Stored data

+++

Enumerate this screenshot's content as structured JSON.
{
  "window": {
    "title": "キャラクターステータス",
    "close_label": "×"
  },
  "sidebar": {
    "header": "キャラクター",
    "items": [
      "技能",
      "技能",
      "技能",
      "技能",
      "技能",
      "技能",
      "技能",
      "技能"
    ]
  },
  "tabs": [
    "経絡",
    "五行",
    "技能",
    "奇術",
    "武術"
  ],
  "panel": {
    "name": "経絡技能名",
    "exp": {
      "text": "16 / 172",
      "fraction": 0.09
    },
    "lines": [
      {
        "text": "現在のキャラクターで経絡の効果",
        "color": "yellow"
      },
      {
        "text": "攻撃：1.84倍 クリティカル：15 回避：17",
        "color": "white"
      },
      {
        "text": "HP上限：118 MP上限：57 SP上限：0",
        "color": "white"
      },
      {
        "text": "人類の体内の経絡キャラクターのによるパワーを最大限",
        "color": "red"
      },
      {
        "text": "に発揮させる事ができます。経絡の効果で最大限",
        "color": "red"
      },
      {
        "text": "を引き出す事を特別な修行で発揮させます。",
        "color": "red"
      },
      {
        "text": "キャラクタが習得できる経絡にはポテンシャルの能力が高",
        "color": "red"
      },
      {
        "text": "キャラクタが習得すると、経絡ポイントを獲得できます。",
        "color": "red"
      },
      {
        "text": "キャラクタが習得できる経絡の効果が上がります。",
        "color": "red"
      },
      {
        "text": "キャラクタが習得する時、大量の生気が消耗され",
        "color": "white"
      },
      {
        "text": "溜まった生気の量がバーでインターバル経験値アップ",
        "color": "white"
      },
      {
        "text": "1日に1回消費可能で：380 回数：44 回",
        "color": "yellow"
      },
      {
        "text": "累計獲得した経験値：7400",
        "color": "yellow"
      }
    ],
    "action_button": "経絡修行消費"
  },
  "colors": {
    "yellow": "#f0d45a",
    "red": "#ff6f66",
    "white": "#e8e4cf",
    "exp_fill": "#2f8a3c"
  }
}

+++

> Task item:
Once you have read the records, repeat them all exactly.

> Problem solution:
Enumerate this screenshot's content as structured JSON.
{
  "window": {
    "title": "キャラクターステータス",
    "close_label": "×"
  },
  "sidebar": {
    "header": "キャラクター",
    "items": [
      "技能",
      "技能",
      "技能",
      "技能",
      "技能",
      "技能",
      "技能",
      "技能"
    ]
  },
  "tabs": [
    "経絡",
    "五行",
    "技能",
    "奇術",
    "武術"
  ],
  "panel": {
    "name": "経絡技能名",
    "exp": {
      "text": "16 / 172",
      "fraction": 0.09
    },
    "lines": [
      {
        "text": "現在のキャラクターで経絡の効果",
        "color": "yellow"
      },
      {
        "text": "攻撃：1.84倍 クリティカル：15 回避：17",
        "color": "white"
      },
      {
        "text": "HP上限：118 MP上限：57 SP上限：0",
        "color": "white"
      },
      {
        "text": "人類の体内の経絡キャラクターのによるパワーを最大限",
        "color": "red"
      },
      {
        "text": "に発揮させる事ができます。経絡の効果で最大限",
        "color": "red"
      },
      {
        "text": "を引き出す事を特別な修行で発揮させます。",
        "color": "red"
      },
      {
        "text": "キャラクタが習得できる経絡にはポテンシャルの能力が高",
        "color": "red"
      },
      {
        "text": "キャラクタが習得すると、経絡ポイントを獲得できます。",
        "color": "red"
      },
      {
        "text": "キャラクタが習得できる経絡の効果が上がります。",
        "color": "red"
      },
      {
        "text": "キャラクタが習得する時、大量の生気が消耗され",
        "color": "white"
      },
      {
        "text": "溜まった生気の量がバーでインターバル経験値アップ",
        "color": "white"
      },
      {
        "text": "1日に1回消費可能で：380 回数：44 回",
        "color": "yellow"
      },
      {
        "text": "累計獲得した経験値：7400",
        "color": "yellow"
      }
    ],
    "action_button": "経絡修行消費"
  },
  "colors": {
    "yellow": "#f0d45a",
    "red": "#ff6f66",
    "white": "#e8e4cf",
    "exp_fill": "#2f8a3c"
  }
}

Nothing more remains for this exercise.